#### Aim of the task:
Can you pull out each line of the data below that includes the word "control"?

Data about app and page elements

◇ ◇ ◇ ◇

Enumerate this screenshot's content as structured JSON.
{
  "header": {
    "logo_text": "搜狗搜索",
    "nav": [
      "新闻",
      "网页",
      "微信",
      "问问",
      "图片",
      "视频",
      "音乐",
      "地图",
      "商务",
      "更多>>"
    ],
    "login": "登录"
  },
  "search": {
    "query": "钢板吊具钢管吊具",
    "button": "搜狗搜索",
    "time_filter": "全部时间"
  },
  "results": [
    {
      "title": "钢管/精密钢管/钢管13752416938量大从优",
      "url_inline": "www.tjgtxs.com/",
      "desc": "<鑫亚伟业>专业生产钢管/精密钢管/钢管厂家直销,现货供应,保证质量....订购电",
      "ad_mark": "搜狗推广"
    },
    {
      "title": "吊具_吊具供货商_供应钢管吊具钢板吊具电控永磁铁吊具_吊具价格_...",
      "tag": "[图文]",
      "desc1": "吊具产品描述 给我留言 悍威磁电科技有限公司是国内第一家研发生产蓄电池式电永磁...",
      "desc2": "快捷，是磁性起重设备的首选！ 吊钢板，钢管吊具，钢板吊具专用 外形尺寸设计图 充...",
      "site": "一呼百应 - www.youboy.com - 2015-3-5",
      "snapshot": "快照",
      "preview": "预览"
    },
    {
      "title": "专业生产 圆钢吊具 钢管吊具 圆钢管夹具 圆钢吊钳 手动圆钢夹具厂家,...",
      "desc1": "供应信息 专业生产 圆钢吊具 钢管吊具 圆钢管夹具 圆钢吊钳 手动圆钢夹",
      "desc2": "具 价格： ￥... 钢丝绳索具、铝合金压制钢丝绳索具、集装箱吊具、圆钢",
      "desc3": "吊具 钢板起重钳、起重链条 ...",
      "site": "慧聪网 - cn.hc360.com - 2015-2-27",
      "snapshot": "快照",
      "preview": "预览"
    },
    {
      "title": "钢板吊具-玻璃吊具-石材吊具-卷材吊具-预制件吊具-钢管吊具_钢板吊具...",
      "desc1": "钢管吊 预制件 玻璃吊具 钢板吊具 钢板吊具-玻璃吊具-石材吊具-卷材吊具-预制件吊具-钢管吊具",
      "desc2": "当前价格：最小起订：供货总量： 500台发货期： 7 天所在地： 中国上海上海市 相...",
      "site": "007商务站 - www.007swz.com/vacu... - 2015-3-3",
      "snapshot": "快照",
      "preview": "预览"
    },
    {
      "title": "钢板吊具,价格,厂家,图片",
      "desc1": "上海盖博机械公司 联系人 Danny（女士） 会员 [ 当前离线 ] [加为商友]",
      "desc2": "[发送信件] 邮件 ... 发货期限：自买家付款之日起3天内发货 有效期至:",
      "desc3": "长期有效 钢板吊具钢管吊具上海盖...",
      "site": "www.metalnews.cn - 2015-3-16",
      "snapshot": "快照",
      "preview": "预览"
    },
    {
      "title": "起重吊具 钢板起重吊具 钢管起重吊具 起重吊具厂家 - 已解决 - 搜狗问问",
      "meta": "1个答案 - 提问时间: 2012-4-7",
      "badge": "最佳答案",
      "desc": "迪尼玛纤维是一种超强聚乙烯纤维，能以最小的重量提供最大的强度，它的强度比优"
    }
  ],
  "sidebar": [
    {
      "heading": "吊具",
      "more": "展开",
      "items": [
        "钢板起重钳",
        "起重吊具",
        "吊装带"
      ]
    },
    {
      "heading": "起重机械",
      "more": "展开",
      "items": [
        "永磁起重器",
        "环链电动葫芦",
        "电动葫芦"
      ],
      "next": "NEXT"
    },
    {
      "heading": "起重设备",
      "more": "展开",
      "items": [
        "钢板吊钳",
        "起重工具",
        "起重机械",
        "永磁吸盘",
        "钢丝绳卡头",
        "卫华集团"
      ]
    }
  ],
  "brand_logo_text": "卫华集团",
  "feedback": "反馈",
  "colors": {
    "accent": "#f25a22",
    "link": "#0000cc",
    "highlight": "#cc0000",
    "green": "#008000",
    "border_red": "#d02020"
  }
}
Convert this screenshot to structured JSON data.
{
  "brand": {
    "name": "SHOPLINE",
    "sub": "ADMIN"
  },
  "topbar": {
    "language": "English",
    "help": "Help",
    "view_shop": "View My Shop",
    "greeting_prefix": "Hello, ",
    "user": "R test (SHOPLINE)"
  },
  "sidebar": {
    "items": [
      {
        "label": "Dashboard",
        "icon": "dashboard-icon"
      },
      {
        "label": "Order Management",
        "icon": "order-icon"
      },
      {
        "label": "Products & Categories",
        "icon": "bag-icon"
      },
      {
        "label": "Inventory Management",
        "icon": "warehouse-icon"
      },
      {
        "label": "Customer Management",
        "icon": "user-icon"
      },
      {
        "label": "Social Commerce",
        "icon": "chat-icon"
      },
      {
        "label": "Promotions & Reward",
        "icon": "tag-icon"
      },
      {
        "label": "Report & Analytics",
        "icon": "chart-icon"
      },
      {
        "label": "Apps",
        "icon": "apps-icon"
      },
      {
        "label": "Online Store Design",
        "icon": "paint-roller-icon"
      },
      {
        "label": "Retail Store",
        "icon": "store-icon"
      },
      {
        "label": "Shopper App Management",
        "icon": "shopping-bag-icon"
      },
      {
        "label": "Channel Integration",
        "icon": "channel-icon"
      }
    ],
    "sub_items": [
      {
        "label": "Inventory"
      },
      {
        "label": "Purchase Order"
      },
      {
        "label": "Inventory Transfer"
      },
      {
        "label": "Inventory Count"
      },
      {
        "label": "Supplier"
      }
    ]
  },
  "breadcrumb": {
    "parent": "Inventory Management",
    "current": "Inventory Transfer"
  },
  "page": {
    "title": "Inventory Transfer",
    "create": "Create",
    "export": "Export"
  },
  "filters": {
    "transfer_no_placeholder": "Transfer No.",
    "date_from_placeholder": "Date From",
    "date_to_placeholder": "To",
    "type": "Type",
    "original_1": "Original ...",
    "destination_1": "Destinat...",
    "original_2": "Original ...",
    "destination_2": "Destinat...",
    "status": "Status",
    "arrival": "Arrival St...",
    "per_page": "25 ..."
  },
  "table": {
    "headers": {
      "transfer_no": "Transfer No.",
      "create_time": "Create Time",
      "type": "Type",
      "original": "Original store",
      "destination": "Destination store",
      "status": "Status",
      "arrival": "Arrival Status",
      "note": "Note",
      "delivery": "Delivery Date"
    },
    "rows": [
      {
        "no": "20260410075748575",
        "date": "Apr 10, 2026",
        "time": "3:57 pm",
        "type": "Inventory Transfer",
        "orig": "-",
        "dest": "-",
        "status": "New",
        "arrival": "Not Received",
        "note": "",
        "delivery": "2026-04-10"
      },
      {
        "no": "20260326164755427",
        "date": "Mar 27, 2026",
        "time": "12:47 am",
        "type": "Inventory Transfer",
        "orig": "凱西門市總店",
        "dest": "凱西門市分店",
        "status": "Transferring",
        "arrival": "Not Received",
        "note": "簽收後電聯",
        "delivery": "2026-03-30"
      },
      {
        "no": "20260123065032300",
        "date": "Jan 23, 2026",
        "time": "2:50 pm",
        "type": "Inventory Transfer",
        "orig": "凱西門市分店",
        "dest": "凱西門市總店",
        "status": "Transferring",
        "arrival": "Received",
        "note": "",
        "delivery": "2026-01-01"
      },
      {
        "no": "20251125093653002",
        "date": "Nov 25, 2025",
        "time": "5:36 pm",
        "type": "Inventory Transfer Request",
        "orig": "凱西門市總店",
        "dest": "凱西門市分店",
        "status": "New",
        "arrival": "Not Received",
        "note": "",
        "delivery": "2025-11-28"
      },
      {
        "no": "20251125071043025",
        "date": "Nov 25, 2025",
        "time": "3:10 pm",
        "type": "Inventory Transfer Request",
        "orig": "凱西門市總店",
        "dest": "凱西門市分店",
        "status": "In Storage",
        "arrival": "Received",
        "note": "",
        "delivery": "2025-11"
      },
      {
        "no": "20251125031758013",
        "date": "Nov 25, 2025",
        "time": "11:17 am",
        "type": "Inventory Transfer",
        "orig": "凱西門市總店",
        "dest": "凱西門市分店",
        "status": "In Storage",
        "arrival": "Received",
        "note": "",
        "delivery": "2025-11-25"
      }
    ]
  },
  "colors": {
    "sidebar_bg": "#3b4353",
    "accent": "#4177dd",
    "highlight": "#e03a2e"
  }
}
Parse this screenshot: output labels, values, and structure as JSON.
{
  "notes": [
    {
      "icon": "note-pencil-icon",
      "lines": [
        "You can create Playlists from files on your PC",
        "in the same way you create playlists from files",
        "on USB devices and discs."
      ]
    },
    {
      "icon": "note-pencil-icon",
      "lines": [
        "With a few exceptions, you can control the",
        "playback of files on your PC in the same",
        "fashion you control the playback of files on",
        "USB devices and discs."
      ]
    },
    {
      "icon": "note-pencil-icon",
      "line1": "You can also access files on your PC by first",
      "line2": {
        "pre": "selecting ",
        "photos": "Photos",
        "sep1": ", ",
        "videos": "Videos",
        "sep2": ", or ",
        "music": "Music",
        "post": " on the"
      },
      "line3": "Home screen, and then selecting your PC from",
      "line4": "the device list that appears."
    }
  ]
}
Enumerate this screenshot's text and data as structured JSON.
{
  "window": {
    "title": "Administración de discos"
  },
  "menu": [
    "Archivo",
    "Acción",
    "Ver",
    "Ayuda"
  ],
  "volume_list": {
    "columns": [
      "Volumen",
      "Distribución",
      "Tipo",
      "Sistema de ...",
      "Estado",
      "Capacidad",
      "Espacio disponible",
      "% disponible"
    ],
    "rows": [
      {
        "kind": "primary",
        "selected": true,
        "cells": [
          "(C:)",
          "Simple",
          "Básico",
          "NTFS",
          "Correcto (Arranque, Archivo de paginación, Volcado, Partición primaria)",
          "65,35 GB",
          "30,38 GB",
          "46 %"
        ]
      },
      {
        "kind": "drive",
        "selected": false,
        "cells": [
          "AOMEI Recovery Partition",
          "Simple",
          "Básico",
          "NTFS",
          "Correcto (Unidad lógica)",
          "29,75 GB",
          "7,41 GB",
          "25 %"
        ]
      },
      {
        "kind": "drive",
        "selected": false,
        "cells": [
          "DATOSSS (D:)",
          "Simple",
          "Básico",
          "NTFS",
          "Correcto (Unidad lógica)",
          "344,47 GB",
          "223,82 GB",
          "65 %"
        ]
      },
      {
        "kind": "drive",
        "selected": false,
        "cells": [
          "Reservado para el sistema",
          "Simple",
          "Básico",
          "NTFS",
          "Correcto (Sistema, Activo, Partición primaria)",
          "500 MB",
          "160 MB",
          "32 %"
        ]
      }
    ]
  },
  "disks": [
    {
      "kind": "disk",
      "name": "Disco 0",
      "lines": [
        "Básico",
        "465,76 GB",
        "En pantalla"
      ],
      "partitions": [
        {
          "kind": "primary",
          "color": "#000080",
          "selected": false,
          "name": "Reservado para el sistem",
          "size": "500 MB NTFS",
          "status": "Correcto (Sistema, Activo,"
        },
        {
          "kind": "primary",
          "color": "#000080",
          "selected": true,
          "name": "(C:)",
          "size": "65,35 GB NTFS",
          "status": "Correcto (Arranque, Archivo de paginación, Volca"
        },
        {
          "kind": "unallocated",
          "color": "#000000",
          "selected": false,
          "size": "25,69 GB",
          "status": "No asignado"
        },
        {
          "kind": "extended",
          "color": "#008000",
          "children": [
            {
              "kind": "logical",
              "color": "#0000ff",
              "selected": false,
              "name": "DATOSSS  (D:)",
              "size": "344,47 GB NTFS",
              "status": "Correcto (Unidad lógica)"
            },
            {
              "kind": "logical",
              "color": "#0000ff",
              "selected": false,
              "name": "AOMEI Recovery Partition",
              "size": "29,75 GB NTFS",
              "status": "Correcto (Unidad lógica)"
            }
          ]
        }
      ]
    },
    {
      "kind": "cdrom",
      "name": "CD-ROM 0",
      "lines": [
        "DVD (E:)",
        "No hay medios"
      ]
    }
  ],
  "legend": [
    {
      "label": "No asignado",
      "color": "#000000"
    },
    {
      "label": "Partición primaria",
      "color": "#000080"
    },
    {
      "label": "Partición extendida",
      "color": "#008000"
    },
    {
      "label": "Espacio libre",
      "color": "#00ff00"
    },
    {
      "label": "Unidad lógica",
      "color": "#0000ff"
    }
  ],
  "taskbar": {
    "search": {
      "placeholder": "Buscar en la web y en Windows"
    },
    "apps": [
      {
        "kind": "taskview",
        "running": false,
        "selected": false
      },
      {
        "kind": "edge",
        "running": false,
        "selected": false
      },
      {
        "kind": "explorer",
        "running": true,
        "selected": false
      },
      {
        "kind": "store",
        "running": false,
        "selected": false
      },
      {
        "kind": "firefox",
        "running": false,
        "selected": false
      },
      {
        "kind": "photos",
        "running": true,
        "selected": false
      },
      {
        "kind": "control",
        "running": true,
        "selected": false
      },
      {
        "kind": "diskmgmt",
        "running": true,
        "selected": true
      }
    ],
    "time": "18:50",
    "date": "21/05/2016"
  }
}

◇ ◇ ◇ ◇

#### Task answer:
        "With a few exceptions, you can control the",
        "fashion you control the playback of files on",
        "kind": "control",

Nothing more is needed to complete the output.